▶ _Exercise instructions_:
Scan the records for "baking". Report each line that includes it.

Data records for software interfaces
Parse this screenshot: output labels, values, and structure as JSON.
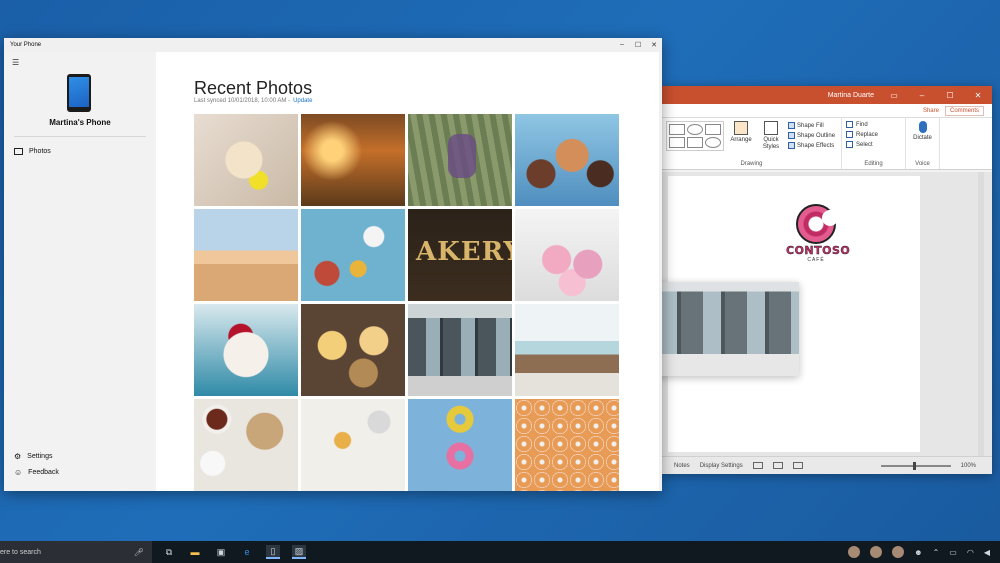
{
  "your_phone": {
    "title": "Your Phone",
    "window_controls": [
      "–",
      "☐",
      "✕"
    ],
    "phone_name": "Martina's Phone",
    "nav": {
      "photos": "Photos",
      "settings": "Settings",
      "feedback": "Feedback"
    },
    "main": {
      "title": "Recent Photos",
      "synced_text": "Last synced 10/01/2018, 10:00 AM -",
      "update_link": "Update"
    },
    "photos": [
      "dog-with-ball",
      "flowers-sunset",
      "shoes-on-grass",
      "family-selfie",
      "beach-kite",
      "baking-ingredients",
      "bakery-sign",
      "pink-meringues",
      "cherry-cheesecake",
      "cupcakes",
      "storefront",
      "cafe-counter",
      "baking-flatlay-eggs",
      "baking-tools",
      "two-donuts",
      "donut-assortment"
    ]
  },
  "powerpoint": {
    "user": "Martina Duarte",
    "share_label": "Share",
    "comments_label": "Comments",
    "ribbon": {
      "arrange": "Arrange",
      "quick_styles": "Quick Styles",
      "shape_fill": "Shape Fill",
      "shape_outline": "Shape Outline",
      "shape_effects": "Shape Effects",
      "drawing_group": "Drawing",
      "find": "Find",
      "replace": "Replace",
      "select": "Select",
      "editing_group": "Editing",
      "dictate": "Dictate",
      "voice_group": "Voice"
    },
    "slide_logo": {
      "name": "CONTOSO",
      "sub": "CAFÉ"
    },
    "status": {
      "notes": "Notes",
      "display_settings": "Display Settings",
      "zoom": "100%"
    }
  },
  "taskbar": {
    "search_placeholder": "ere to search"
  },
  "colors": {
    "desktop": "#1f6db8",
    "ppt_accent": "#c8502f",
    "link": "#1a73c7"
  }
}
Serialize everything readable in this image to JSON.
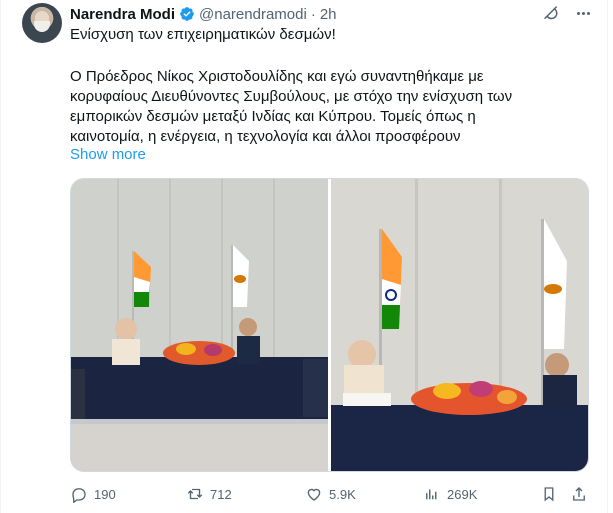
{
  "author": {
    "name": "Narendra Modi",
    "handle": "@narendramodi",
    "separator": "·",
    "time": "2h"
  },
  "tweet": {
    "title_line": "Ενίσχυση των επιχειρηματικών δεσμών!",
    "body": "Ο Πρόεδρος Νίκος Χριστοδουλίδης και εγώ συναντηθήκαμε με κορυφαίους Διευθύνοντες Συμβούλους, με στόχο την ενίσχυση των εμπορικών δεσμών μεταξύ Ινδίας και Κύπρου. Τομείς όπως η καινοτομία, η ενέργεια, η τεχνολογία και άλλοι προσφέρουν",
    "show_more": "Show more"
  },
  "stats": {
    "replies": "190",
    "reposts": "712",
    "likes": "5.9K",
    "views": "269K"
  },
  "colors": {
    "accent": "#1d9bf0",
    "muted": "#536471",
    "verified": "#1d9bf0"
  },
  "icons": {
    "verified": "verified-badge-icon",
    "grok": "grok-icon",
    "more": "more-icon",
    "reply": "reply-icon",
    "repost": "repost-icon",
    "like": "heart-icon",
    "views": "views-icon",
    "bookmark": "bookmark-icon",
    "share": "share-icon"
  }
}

▶ _Result of this task_:
      "baking-ingredients",
      "baking-flatlay-eggs",
      "baking-tools",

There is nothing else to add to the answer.